Records from a data collection =>
========================

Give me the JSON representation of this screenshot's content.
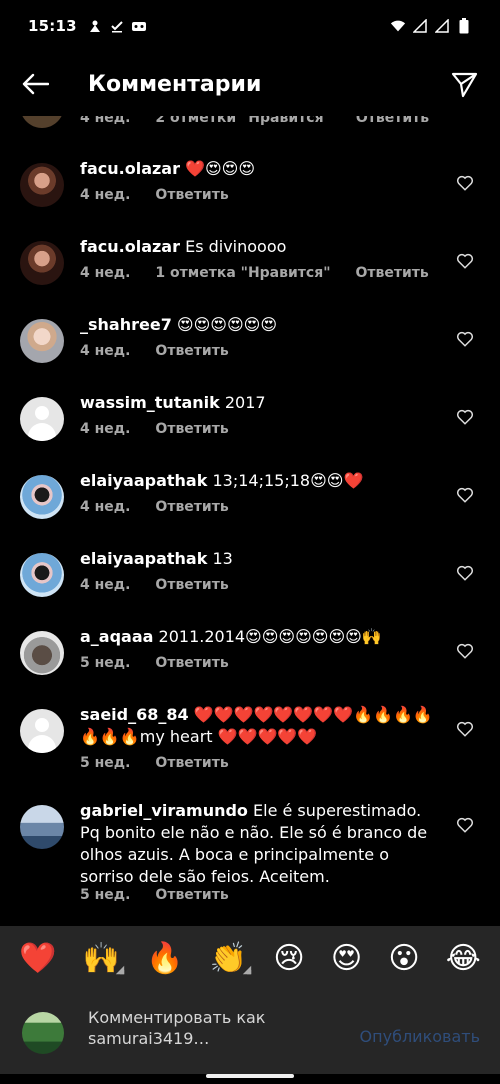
{
  "status_bar": {
    "time": "15:13"
  },
  "header": {
    "title": "Комментарии"
  },
  "partial_comment": {
    "time": "4 нед.",
    "likes": "2 отметки \"Нравится\"",
    "reply": "Ответить"
  },
  "comments": [
    {
      "username": "facu.olazar",
      "text": "❤️😍😍😍",
      "time": "4 нед.",
      "likes": "",
      "reply": "Ответить"
    },
    {
      "username": "facu.olazar",
      "text": "Es divinoooo",
      "time": "4 нед.",
      "likes": "1 отметка \"Нравится\"",
      "reply": "Ответить"
    },
    {
      "username": "_shahree7",
      "text": "😍😍😍😍😍😍",
      "time": "4 нед.",
      "likes": "",
      "reply": "Ответить"
    },
    {
      "username": "wassim_tutanik",
      "text": "2017",
      "time": "4 нед.",
      "likes": "",
      "reply": "Ответить"
    },
    {
      "username": "elaiyaapathak",
      "text": "13;14;15;18😍😍❤️",
      "time": "4 нед.",
      "likes": "",
      "reply": "Ответить"
    },
    {
      "username": "elaiyaapathak",
      "text": "13",
      "time": "4 нед.",
      "likes": "",
      "reply": "Ответить"
    },
    {
      "username": "a_aqaaa",
      "text": "2011.2014😍😍😍😍😍😍😍🙌",
      "time": "5 нед.",
      "likes": "",
      "reply": "Ответить"
    },
    {
      "username": "saeid_68_84",
      "text": "❤️❤️❤️❤️❤️❤️❤️❤️🔥🔥🔥🔥🔥🔥🔥my heart ❤️❤️❤️❤️❤️",
      "time": "5 нед.",
      "likes": "",
      "reply": "Ответить"
    },
    {
      "username": "gabriel_viramundo",
      "text": "Ele é superestimado. Pq bonito ele não e não. Ele só é branco de olhos azuis. A boca e principalmente o sorriso dele são feios. Aceitem.",
      "time": "5 нед.",
      "likes": "",
      "reply": "Ответить"
    }
  ],
  "emoji_bar": [
    "❤️",
    "🙌",
    "🔥",
    "👏",
    "😢",
    "😍",
    "😮",
    "😂"
  ],
  "composer": {
    "placeholder": "Комментировать как samurai3419…",
    "publish": "Опубликовать"
  }
}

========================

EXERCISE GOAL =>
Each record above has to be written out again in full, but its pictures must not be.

EXERCISE OUTPUT =>
Give me the JSON representation of this screenshot's content.
{
  "status_bar": {
    "time": "15:13"
  },
  "header": {
    "title": "Комментарии"
  },
  "partial_comment": {
    "time": "4 нед.",
    "likes": "2 отметки \"Нравится\"",
    "reply": "Ответить"
  },
  "comments": [
    {
      "username": "facu.olazar",
      "text": "❤️😍😍😍",
      "time": "4 нед.",
      "likes": "",
      "reply": "Ответить"
    },
    {
      "username": "facu.olazar",
      "text": "Es divinoooo",
      "time": "4 нед.",
      "likes": "1 отметка \"Нравится\"",
      "reply": "Ответить"
    },
    {
      "username": "_shahree7",
      "text": "😍😍😍😍😍😍",
      "time": "4 нед.",
      "likes": "",
      "reply": "Ответить"
    },
    {
      "username": "wassim_tutanik",
      "text": "2017",
      "time": "4 нед.",
      "likes": "",
      "reply": "Ответить"
    },
    {
      "username": "elaiyaapathak",
      "text": "13;14;15;18😍😍❤️",
      "time": "4 нед.",
      "likes": "",
      "reply": "Ответить"
    },
    {
      "username": "elaiyaapathak",
      "text": "13",
      "time": "4 нед.",
      "likes": "",
      "reply": "Ответить"
    },
    {
      "username": "a_aqaaa",
      "text": "2011.2014😍😍😍😍😍😍😍🙌",
      "time": "5 нед.",
      "likes": "",
      "reply": "Ответить"
    },
    {
      "username": "saeid_68_84",
      "text": "❤️❤️❤️❤️❤️❤️❤️❤️🔥🔥🔥🔥🔥🔥🔥my heart ❤️❤️❤️❤️❤️",
      "time": "5 нед.",
      "likes": "",
      "reply": "Ответить"
    },
    {
      "username": "gabriel_viramundo",
      "text": "Ele é superestimado. Pq bonito ele não e não. Ele só é branco de olhos azuis. A boca e principalmente o sorriso dele são feios. Aceitem.",
      "time": "5 нед.",
      "likes": "",
      "reply": "Ответить"
    }
  ],
  "emoji_bar": [
    "❤️",
    "🙌",
    "🔥",
    "👏",
    "😢",
    "😍",
    "😮",
    "😂"
  ],
  "composer": {
    "placeholder": "Комментировать как samurai3419…",
    "publish": "Опубликовать"
  }
}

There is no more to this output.